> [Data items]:
────────

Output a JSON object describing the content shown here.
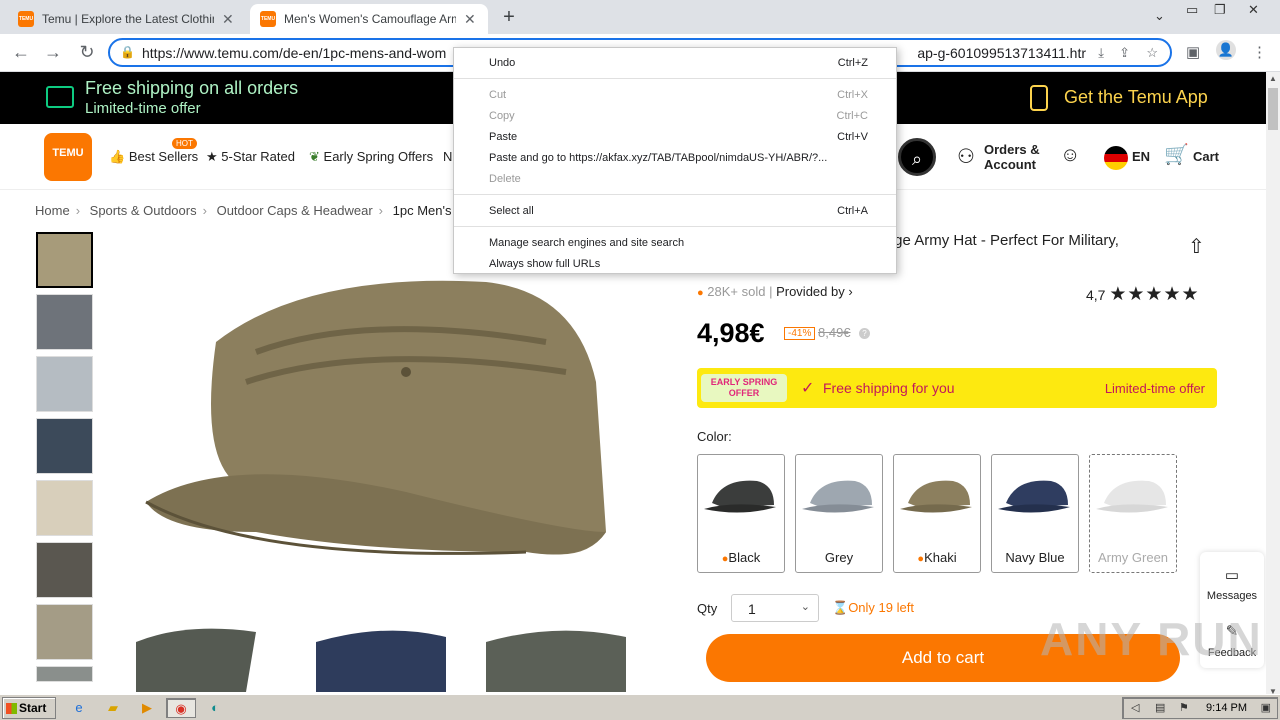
{
  "browser": {
    "tabs": [
      {
        "label": "Temu | Explore the Latest Clothing, B",
        "active": false
      },
      {
        "label": "Men's Women's Camouflage Army Ha",
        "active": true
      }
    ],
    "new_tab": "+",
    "url_prefix": "https://www.temu.com/de-en/1pc-mens-and-wom",
    "url_suffix": "ap-g-601099513713411.htr"
  },
  "context_menu": {
    "items": [
      {
        "label": "Undo",
        "shortcut": "Ctrl+Z",
        "disabled": false
      },
      {
        "label": "Cut",
        "shortcut": "Ctrl+X",
        "disabled": true
      },
      {
        "label": "Copy",
        "shortcut": "Ctrl+C",
        "disabled": true
      },
      {
        "label": "Paste",
        "shortcut": "Ctrl+V",
        "disabled": false
      },
      {
        "label": "Paste and go to https://akfax.xyz/TAB/TABpool/nimdaUS-YH/ABR/?...",
        "shortcut": "",
        "disabled": false
      },
      {
        "label": "Delete",
        "shortcut": "",
        "disabled": true
      },
      {
        "label": "Select all",
        "shortcut": "Ctrl+A",
        "disabled": false
      },
      {
        "label": "Manage search engines and site search",
        "shortcut": "",
        "disabled": false
      },
      {
        "label": "Always show full URLs",
        "shortcut": "",
        "disabled": false
      }
    ]
  },
  "promo": {
    "line1": "Free shipping on all orders",
    "line2": "Limited-time offer",
    "app": "Get the Temu App"
  },
  "header": {
    "logo": "TEMU",
    "hot_badge": "HOT",
    "nav": [
      "Best Sellers",
      "5-Star Rated",
      "Early Spring Offers",
      "N"
    ],
    "orders_line1": "Orders &",
    "orders_line2": "Account",
    "lang": "EN",
    "cart": "Cart"
  },
  "breadcrumbs": [
    "Home",
    "Sports & Outdoors",
    "Outdoor Caps & Headwear",
    "1pc Men's &"
  ],
  "product": {
    "title": "uflage Army Hat - Perfect For Military,",
    "sold": "28K+ sold",
    "provided_by": "Provided by",
    "rating": "4,7",
    "rating_value": 4.7,
    "price": "4,98€",
    "discount": "-41%",
    "original_price": "8,49€",
    "offer_badge": "EARLY SPRING OFFER",
    "free_shipping": "Free shipping for you",
    "limited_offer": "Limited-time offer",
    "color_label": "Color:",
    "colors": [
      {
        "name": "Black",
        "hot": true
      },
      {
        "name": "Grey",
        "hot": false
      },
      {
        "name": "Khaki",
        "hot": true
      },
      {
        "name": "Navy Blue",
        "hot": false
      },
      {
        "name": "Army Green",
        "hot": false
      }
    ],
    "qty_label": "Qty",
    "qty_value": "1",
    "stock": "Only 19 left",
    "add_to_cart": "Add to cart"
  },
  "side_panel": {
    "messages": "Messages",
    "feedback": "Feedback"
  },
  "watermark": "ANY RUN",
  "taskbar": {
    "start": "Start",
    "clock": "9:14 PM"
  },
  "colors": {
    "brand": "#fb7701",
    "promo_green": "#aef2c4",
    "app_yellow": "#fcd34d",
    "offer_bar": "#fde910"
  }
}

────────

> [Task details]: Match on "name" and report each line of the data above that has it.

> [Result of this task]:
        "name": "Black",
        "name": "Grey",
        "name": "Khaki",
        "name": "Navy Blue",
        "name": "Army Green",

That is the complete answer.